A virtual performance, it turns out, can be snowed out. That is, if it’s performed live and streamed into audience members’ homes.
The Paul Taylor Dance Company was scheduled to give its first live performance since the pandemic began at the Annenberg Center on Thursday, but it was postponed until Friday after a snowstorm suspended operations on Penn’s campus.
It was worth the wait. Even though it was their first time out, the dancers looked as wonderful as ever, fit, fluid, and fully rehearsed. In a post-performance discussion, artistic director Michael Novak, who did part of his training in Philadelphia, said the dancers never stopped taking class, and in-person rehearsal resumed in December, with proper COVID-19 protocols.
The approximately 40-minute performance included two pieces danced live and one on video. It was astonishing to see the dancers perform full-out in masks (designed to match their costumes) with little interference. (It took trial and error and various sizes of masks, Novak explained, as well as extra cardiovascular training.)
It was equally wonderful to see a group of dancers able to touch and work closely together.

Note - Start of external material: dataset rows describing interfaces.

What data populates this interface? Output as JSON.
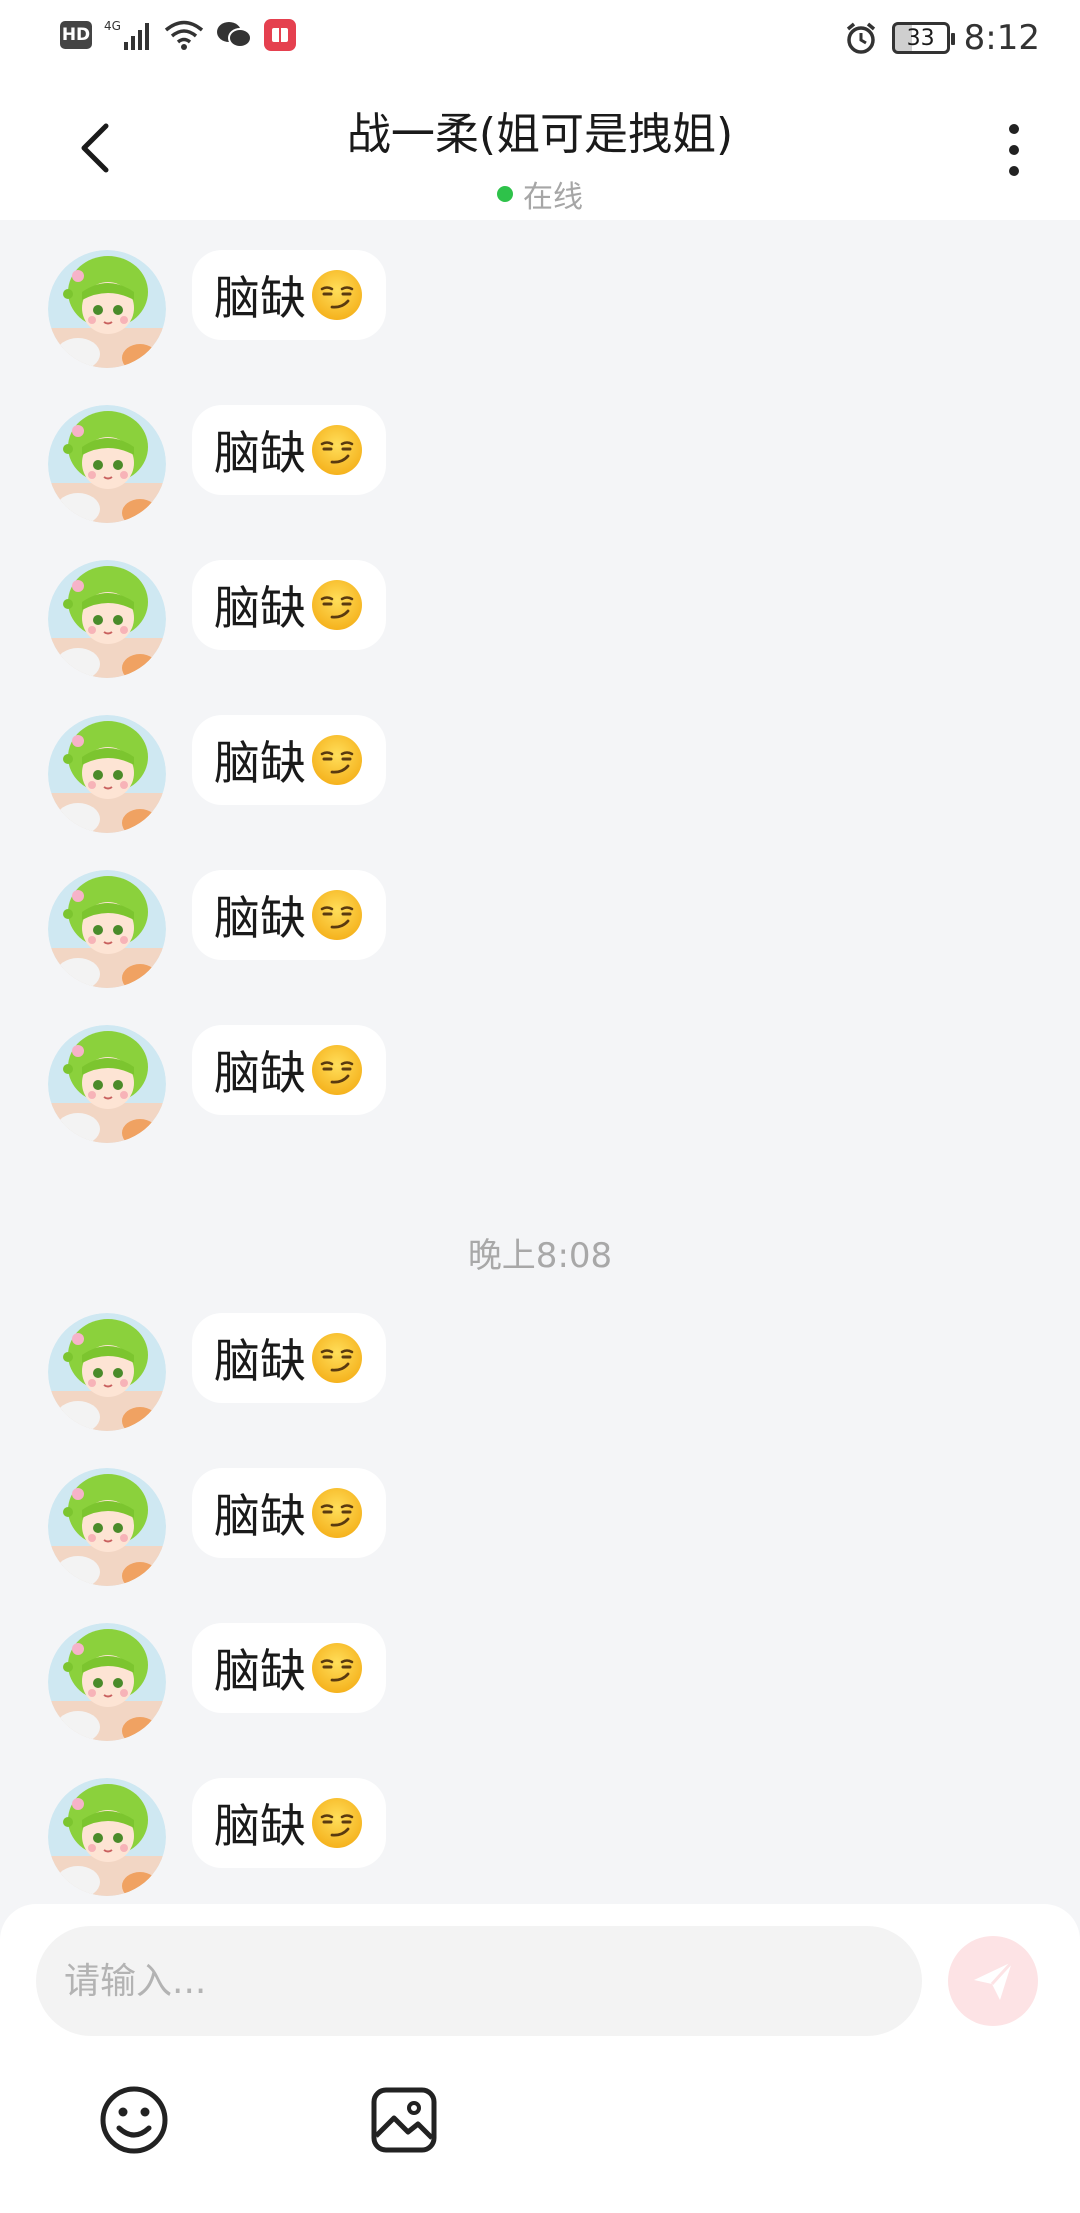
{
  "status_bar": {
    "left_icons": [
      "hd-icon",
      "signal-4g-icon",
      "wifi-icon",
      "wechat-icon",
      "app-notification-icon"
    ],
    "hd_label": "HD",
    "network_label": "4G",
    "right_icons": [
      "alarm-icon",
      "battery-icon"
    ],
    "battery_level": "33",
    "time": "8:12"
  },
  "header": {
    "back_icon": "chevron-left-icon",
    "title": "战一柔(姐可是拽姐)",
    "status_text": "在线",
    "status_color": "#2ec24a",
    "more_icon": "vertical-dots-icon"
  },
  "chat": {
    "messages_before": [
      {
        "text": "脑缺",
        "emoji": "smirk-emoji"
      },
      {
        "text": "脑缺",
        "emoji": "smirk-emoji"
      },
      {
        "text": "脑缺",
        "emoji": "smirk-emoji"
      },
      {
        "text": "脑缺",
        "emoji": "smirk-emoji"
      },
      {
        "text": "脑缺",
        "emoji": "smirk-emoji"
      },
      {
        "text": "脑缺",
        "emoji": "smirk-emoji"
      }
    ],
    "timestamp": "晚上8:08",
    "messages_after": [
      {
        "text": "脑缺",
        "emoji": "smirk-emoji"
      },
      {
        "text": "脑缺",
        "emoji": "smirk-emoji"
      },
      {
        "text": "脑缺",
        "emoji": "smirk-emoji"
      },
      {
        "text": "脑缺",
        "emoji": "smirk-emoji"
      }
    ]
  },
  "composer": {
    "placeholder": "请输入...",
    "value": "",
    "send_icon": "paper-plane-icon",
    "send_color": "#fde3e5",
    "tools": [
      "smiley-icon",
      "image-icon"
    ]
  }
}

Taylor’s Arden Court opened the program. Choreographed in 1981 for nine dancers, Taylor had already restaged it in 1994 for six dancers to allow the smaller second company to perform it. This made it a good choice for a pandemic performance. Set to baroque music by William Boyce, it is a very welcome breath of fresh air.
The dancers mostly work in solos or duets, but in one section, the three men carried the three women while they were all connected in a circle. A moment of normality!
Unlike BalletX’s dance on camera, which puts you in the action, this performance was filmed from an audience’s point of view, which feels a little flat. Still, sitting at home, it was nice to be able to get close to the screen to see the details.
The audience got a better view for the excerpt from Cloven Kingdom, set to music by Malloy Miller, which was filmed last year. A work for four men in tuxedos strutting, prancing, and preening. The video allowed us to peer into their herd and get various views of the work.
The program concluded with another live performance, Taylor’s 1993 A Field of Grass. Set to music by Harry Nilsson, this is a view of 1960s counterculture through the eyes of one character (danced by Alex Clayton). He is the only one who very briefly takes off his mask — to smoke what is presumably the grass in the title — and an adventure begins.
This piece was another welcome trip to an earlier era, danced with freedom and beamed into our homes.